Mind you, though electronics matter here, we’re not talking about the addition of digital beats or major sonic alterations. Instead Garchik uses the collage method of making art, creating multiple tracks from different performances by the same musician, looping riffs, overlaying a song in one time signature over another song in a different time sig, and just layering, re-layering, blending and reconstructing like an electronica producer stuck in a snowstorm with a hard bop band. “Fantasia” combines rolling drones – made by connecting a hose to the saxophone – with finger-popping bop for an emotional rollercoaster. “Idée Fixe” uses a Sacks solo to build a brash track that’s cluttered in just the right way. “Pastiche” interweaves different takes into one seriously swinging whole. “Homage” goes Phil Spector on its tune, with multiple tracks by each instrument and a unified presentation that belies its massed origins.

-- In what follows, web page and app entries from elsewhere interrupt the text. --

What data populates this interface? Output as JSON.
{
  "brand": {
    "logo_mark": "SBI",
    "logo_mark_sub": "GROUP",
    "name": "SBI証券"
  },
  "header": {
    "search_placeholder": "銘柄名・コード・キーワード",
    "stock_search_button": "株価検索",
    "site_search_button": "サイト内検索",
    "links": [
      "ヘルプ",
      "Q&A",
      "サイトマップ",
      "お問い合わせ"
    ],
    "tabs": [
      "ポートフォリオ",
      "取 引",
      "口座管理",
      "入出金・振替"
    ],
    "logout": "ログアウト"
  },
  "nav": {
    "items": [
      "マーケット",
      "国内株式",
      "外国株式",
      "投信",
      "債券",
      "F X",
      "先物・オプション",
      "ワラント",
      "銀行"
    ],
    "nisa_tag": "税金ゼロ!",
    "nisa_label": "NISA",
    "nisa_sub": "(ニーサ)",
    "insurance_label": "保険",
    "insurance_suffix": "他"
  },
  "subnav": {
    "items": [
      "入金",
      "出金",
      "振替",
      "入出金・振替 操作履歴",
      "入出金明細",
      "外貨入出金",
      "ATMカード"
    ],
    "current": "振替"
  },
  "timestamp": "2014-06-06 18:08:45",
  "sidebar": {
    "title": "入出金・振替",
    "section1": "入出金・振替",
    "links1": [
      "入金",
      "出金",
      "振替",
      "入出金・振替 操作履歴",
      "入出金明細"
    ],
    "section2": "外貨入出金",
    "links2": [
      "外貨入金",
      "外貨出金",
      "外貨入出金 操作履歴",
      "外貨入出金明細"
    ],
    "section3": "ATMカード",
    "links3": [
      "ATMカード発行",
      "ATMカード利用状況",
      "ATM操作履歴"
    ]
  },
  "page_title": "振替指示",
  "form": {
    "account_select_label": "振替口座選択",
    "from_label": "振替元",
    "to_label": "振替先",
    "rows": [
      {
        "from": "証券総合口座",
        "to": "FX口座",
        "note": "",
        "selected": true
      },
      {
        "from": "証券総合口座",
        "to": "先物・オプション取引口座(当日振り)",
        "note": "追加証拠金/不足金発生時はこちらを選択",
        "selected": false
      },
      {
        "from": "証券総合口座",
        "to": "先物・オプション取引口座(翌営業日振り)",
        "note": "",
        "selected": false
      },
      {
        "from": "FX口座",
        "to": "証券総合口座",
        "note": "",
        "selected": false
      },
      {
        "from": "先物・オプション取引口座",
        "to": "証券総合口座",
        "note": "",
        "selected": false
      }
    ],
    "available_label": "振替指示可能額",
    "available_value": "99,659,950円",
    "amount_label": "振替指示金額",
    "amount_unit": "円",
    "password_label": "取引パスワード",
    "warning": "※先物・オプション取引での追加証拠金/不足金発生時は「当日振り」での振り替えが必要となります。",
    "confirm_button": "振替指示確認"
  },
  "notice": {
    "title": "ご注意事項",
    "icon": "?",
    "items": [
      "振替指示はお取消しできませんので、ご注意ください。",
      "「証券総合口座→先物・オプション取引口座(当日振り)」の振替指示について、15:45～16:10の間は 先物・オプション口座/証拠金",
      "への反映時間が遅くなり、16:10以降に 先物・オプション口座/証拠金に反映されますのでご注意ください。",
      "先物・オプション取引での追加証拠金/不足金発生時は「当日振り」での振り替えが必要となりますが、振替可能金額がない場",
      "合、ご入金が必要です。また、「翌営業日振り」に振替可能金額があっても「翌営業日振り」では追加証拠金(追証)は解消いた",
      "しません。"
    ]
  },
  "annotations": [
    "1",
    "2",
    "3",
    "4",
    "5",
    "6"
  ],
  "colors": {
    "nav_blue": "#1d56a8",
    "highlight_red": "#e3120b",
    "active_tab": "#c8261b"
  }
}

Again, this isn’t some experimental jazztronica project – the tracks with which Garchk ended up all sound like we expect postbop jazz to sound. But the construction belies the traditional idea of recording an ensemble live in the studio. Instead of preserving performances, Assembly instead presents them as parts of a considered whole, letting the music speak without compromise.